Remember that your kids are likely to be pretty bored right now – especially if they’re off school. Like everyone else, they’re going to be pretty limited in what they can do compared to usual. They can’t spend time playing with their friends. They can’t attend their usual clubs and groups. They may be likely to start playing up and misbehaving as a result of sheer boredom right now. But this doesn’t have to be the case. There are plenty of hobbies that they can try out from home and that could keep them occupied and happy for hours on end. The type of hobby to suggest will depend on your child and their interests. It may take a few tries to find something that they really like, but it will be more than worth the time and financial investment once you find something that they love. Some ideas could include:
- Baking (supervised by an adult)
- Gardening (supervised by an adult)
- Arts and crafts
- Home based sports and exercise
Helping Them to Keep In Touch
If you’re missing anyone in your life who you aren’t able to see right now, remember that your little ones may feel the same about their friends and family members too! When you’re an adult, it’s a little easier to keep in touch with people. You have your own social media accounts. You have your own phone. You can send your own messages and make your own calls. But kids can’t necessarily do all of these things. So, it’s important that you take it upon yourself to help them keep in touch with people they want to. Supervise calls or video chats to their friends, so they can chat and catch up. Make sure they can talk with family members over the phone or video chat too. A weBoost verizon cell phone signal booster can help to ensure that your connection remains strong. This will all help to prevent them from feeling lonely or isolated.
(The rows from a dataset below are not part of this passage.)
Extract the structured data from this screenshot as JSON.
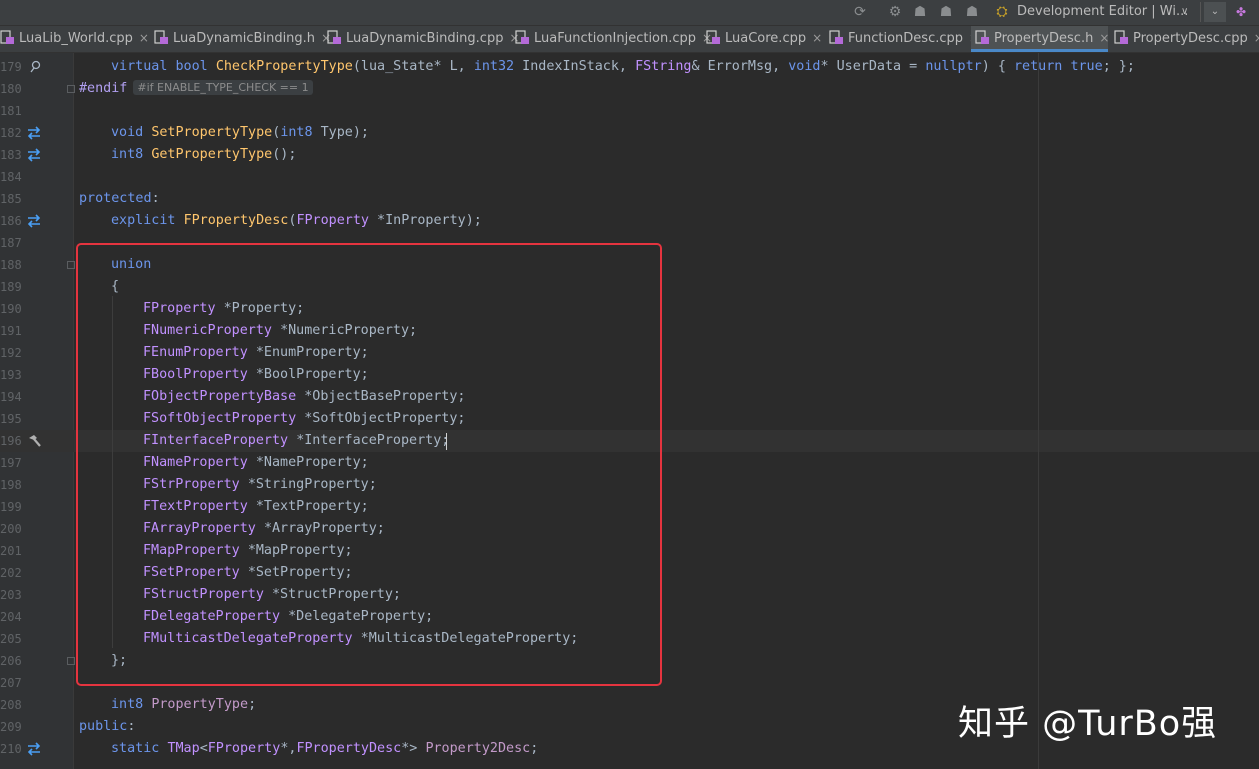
{
  "toolbar": {
    "icons": [
      "refresh-icon",
      "build-icon",
      "debug-icon",
      "profile-icon",
      "run-config-icon",
      "unreal-icon"
    ],
    "configuration": "Development Editor | Wi...",
    "caret": "∨",
    "overflow": "⌄"
  },
  "tabs": [
    {
      "label": "LuaLib_World.cpp",
      "active": false
    },
    {
      "label": "LuaDynamicBinding.h",
      "active": false
    },
    {
      "label": "LuaDynamicBinding.cpp",
      "active": false
    },
    {
      "label": "LuaFunctionInjection.cpp",
      "active": false
    },
    {
      "label": "LuaCore.cpp",
      "active": false
    },
    {
      "label": "FunctionDesc.cpp",
      "active": false
    },
    {
      "label": "PropertyDesc.h",
      "active": true
    },
    {
      "label": "PropertyDesc.cpp",
      "active": false
    }
  ],
  "close_glyph": "×",
  "line_numbers": [
    "179",
    "180",
    "181",
    "182",
    "183",
    "184",
    "185",
    "186",
    "187",
    "188",
    "189",
    "190",
    "191",
    "192",
    "193",
    "194",
    "195",
    "196",
    "197",
    "198",
    "199",
    "200",
    "201",
    "202",
    "203",
    "204",
    "205",
    "206",
    "207",
    "208",
    "209",
    "210"
  ],
  "code": {
    "l179": {
      "a": "virtual",
      "b": "bool",
      "c": "CheckPropertyType",
      "d": "(lua_State* L, ",
      "e": "int32",
      "f": " IndexInStack, ",
      "g": "FString",
      "h": "& ErrorMsg, ",
      "i": "void",
      "j": "* UserData = ",
      "k": "nullptr",
      "l": ") { ",
      "m": "return",
      "n": "true",
      "o": "; };"
    },
    "l180": {
      "a": "#endif",
      "hint": "#if ENABLE_TYPE_CHECK == 1"
    },
    "l182": {
      "a": "void",
      "b": "SetPropertyType",
      "c": "(",
      "d": "int8",
      "e": " Type);"
    },
    "l183": {
      "a": "int8",
      "b": "GetPropertyType",
      "c": "();"
    },
    "l185": {
      "a": "protected",
      "b": ":"
    },
    "l186": {
      "a": "explicit",
      "b": "FPropertyDesc",
      "c": "(",
      "d": "FProperty",
      "e": " *InProperty);"
    },
    "l188": {
      "a": "union"
    },
    "l189": {
      "a": "{"
    },
    "union_members": [
      {
        "type": "FProperty",
        "name": "*Property;"
      },
      {
        "type": "FNumericProperty",
        "name": "*NumericProperty;"
      },
      {
        "type": "FEnumProperty",
        "name": "*EnumProperty;"
      },
      {
        "type": "FBoolProperty",
        "name": "*BoolProperty;"
      },
      {
        "type": "FObjectPropertyBase",
        "name": "*ObjectBaseProperty;"
      },
      {
        "type": "FSoftObjectProperty",
        "name": "*SoftObjectProperty;"
      },
      {
        "type": "FInterfaceProperty",
        "name": "*InterfaceProperty;"
      },
      {
        "type": "FNameProperty",
        "name": "*NameProperty;"
      },
      {
        "type": "FStrProperty",
        "name": "*StringProperty;"
      },
      {
        "type": "FTextProperty",
        "name": "*TextProperty;"
      },
      {
        "type": "FArrayProperty",
        "name": "*ArrayProperty;"
      },
      {
        "type": "FMapProperty",
        "name": "*MapProperty;"
      },
      {
        "type": "FSetProperty",
        "name": "*SetProperty;"
      },
      {
        "type": "FStructProperty",
        "name": "*StructProperty;"
      },
      {
        "type": "FDelegateProperty",
        "name": "*DelegateProperty;"
      },
      {
        "type": "FMulticastDelegateProperty",
        "name": "*MulticastDelegateProperty;"
      }
    ],
    "l206": {
      "a": "};"
    },
    "l208": {
      "a": "int8",
      "b": "PropertyType",
      "c": ";"
    },
    "l209": {
      "a": "public",
      "b": ":"
    },
    "l210": {
      "a": "static",
      "b": "TMap",
      "c": "<",
      "d": "FProperty",
      "e": "*,",
      "f": "FPropertyDesc",
      "g": "*> ",
      "h": "Property2Desc",
      "i": ";"
    }
  },
  "watermark": "知乎 @TurBo强",
  "colors": {
    "highlight_box": "#e5343f",
    "active_tab_underline": "#4a88c7",
    "background": "#2b2b2b"
  }
}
Establish Boundaries While You Work
If your children are not in school and you are working from home, you’re going to have to find a way to strike a balance between caring for them and getting your work done. Of course, if your children are too young to occupy themselves, you will have to talk to your employer to find a flexible way of working that will allow you to care for your little ones and work while they are sleeping. But if your children are older and able to occupy themselves while you work, you will need to set boundaries to ensure that they are cared for properly while you still manage to get through your own tasks. It’s a good idea to provide them with a number of things to do throughout the day. While they are occupied with that, you can work nearby. Request that they keep noise low and that they only interrupt you if they need something. They shouldn’t be interrupting for casual chat and games.
As you can see, there are a number of different things you’re going to need to focus on to make this pandemic as easy as possible to get through for your children. This may feel like a big responsibility, but it’s something that many of us are having to deal with right now and, hopefully, some of the above advice will come in useful for you and your family!